_SUPPLIED MATERIAL_:
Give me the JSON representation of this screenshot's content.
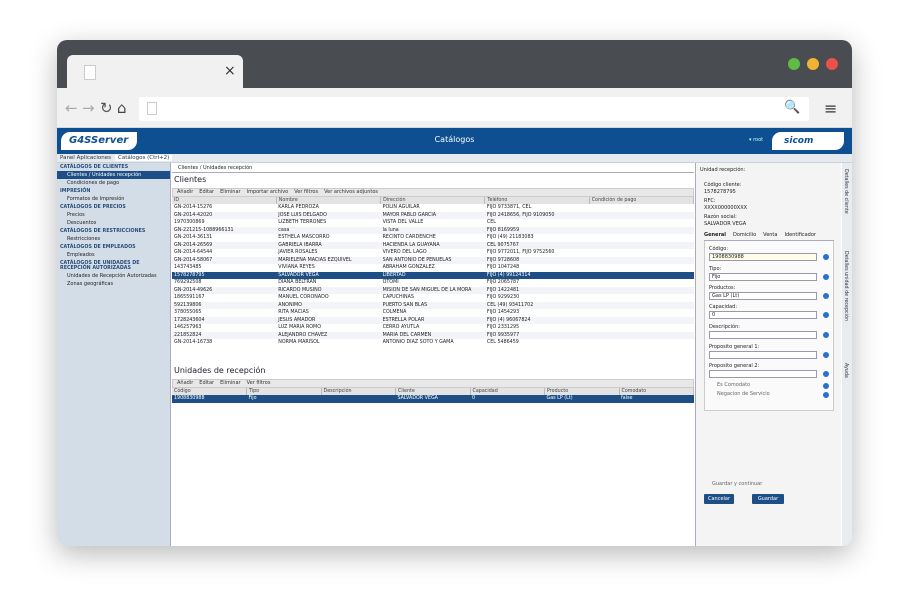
{
  "browser": {
    "tab_close": "×"
  },
  "app": {
    "logo": "G4SServer",
    "title": "Catálogos",
    "user": "▾ root",
    "brand_logo": "sicom",
    "tabs": [
      "Panel Aplicaciones",
      "Catálogos (Ctrl+2)"
    ]
  },
  "sidebar": {
    "sections": [
      {
        "title": "CATÁLOGOS DE CLIENTES",
        "items": [
          "Clientes / Unidades recepción",
          "Condiciones de pago"
        ]
      },
      {
        "title": "IMPRESIÓN",
        "items": [
          "Formatos de Impresión"
        ]
      },
      {
        "title": "CATÁLOGOS DE PRECIOS",
        "items": [
          "Precios",
          "Descuentos"
        ]
      },
      {
        "title": "CATÁLOGOS DE RESTRICCIONES",
        "items": [
          "Restricciones"
        ]
      },
      {
        "title": "CATÁLOGOS DE EMPLEADOS",
        "items": [
          "Empleados"
        ]
      },
      {
        "title": "CATÁLOGOS DE UNIDADES DE RECEPCIÓN AUTORIZADAS",
        "items": [
          "Unidades de Recepción Autorizadas",
          "Zonas geográficas"
        ]
      }
    ]
  },
  "main": {
    "subtab": "Clientes / Unidades recepción",
    "clients_title": "Clientes",
    "clients_toolbar": [
      "Añadir",
      "Editar",
      "Eliminar",
      "Importar archivo",
      "Ver filtros",
      "Ver archivos adjuntos"
    ],
    "clients_cols": [
      "ID",
      "Nombre",
      "Dirección",
      "Teléfono",
      "Condición de pago"
    ],
    "clients_rows": [
      [
        "GN-2014-15276",
        "KARLA PEDROZA",
        "POLIN AGUILAR",
        "FIJO 9733871, CEL",
        ""
      ],
      [
        "GN-2014-42020",
        "JOSE LUIS DELGADO",
        "MAYOR PABLO GARCIA",
        "FIJO 2418656, FIJO 9109050",
        ""
      ],
      [
        "1970300869",
        "LIZBETH TERRONES",
        "VISTA DEL VALLE",
        "CEL",
        ""
      ],
      [
        "GN-221215-1088966131",
        "casa",
        "la luna",
        "FIJO 8169959",
        ""
      ],
      [
        "GN-2014-36131",
        "ESTHELA MASCORRO",
        "RECINTO CARDENCHE",
        "FIJO (49) 21183083",
        ""
      ],
      [
        "GN-2014-26569",
        "GABRIELA IBARRA",
        "HACIENDA LA GUAYANA",
        "CEL 9075767",
        ""
      ],
      [
        "GN-2014-64544",
        "JAVIER ROSALES",
        "VIVERO DEL LAGO",
        "FIJO 9772011, FIJO 9752560",
        ""
      ],
      [
        "GN-2014-58067",
        "MARIELENA MACIAS EZQUIVEL",
        "SAN ANTONIO DE PEÑUELAS",
        "FIJO 9728608",
        ""
      ],
      [
        "143743485",
        "VIVIANA REYES",
        "ABRAHAM GONZALEZ",
        "FIJO 1047248",
        ""
      ],
      [
        "1578278795",
        "SALVADOR VEGA",
        "LIBERTAD",
        "FIJO (4) 99124314",
        ""
      ],
      [
        "769292508",
        "DIANA BELTRAN",
        "OTOMI",
        "FIJO 2065787",
        ""
      ],
      [
        "GN-2014-49626",
        "RICARDO MUSIÑO",
        "MISION DE SAN MIGUEL DE LA MORA",
        "FIJO 1422481",
        ""
      ],
      [
        "1865591167",
        "MANUEL CORONADO",
        "CAPUCHINAS",
        "FIJO 9299230",
        ""
      ],
      [
        "592139806",
        "ANONIMO",
        "PUERTO SAN BLAS",
        "CEL (49) 93411702",
        ""
      ],
      [
        "378055065",
        "RITA MACIAS",
        "COLMENA",
        "FIJO 1454293",
        ""
      ],
      [
        "1728243604",
        "JESUS AMADOR",
        "ESTRELLA POLAR",
        "FIJO (4) 96067824",
        ""
      ],
      [
        "146257963",
        "LUZ MARIA ROMO",
        "CERRO AYUTLA",
        "FIJO 2331295",
        ""
      ],
      [
        "221852824",
        "ALEJANDRO CHAVEZ",
        "MARIA DEL CARMEN",
        "FIJO 9935977",
        ""
      ],
      [
        "GN-2014-16738",
        "NORMA MARISOL",
        "ANTONIO DIAZ SOTO Y GAMA",
        "CEL 5486459",
        ""
      ]
    ],
    "units_title": "Unidades de recepción",
    "units_toolbar": [
      "Añadir",
      "Editar",
      "Eliminar",
      "Ver filtros"
    ],
    "units_cols": [
      "Código",
      "Tipo",
      "Descripción",
      "Cliente",
      "Capacidad",
      "Producto",
      "Comodato"
    ],
    "units_rows": [
      [
        "1908830988",
        "Fijo",
        "",
        "SALVADOR VEGA",
        "0",
        "Gas LP (Lt)",
        "false"
      ]
    ]
  },
  "panel": {
    "title": "Unidad recepción:",
    "codigo_cliente_label": "Código cliente:",
    "codigo_cliente": "1578278795",
    "rfc_label": "RFC:",
    "rfc": "XXXX000000XXX",
    "razon_label": "Razón social:",
    "razon": "SALVADOR VEGA",
    "tabs": [
      "General",
      "Domicilio",
      "Venta",
      "Identificador"
    ],
    "codigo_label": "Código:",
    "codigo": "1908830988",
    "tipo_label": "Tipo:",
    "tipo": "Fijo",
    "productos_label": "Productos:",
    "productos": "Gas LP (Lt)",
    "capacidad_label": "Capacidad:",
    "capacidad": "0",
    "descripcion_label": "Descripción:",
    "pg1_label": "Proposito general 1:",
    "pg2_label": "Proposito general 2:",
    "comodato_label": "Es Comodato",
    "negacion_label": "Negacion de Servicio",
    "guardar_continuar": "Guardar y continuar",
    "cancel": "Cancelar",
    "save": "Guardar"
  },
  "vtabs": [
    "Detalles de cliente",
    "Detalles unidad de recepción",
    "Ayuda"
  ]
}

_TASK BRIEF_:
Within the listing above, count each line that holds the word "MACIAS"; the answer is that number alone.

_COMPLETED EXERCISE_:
2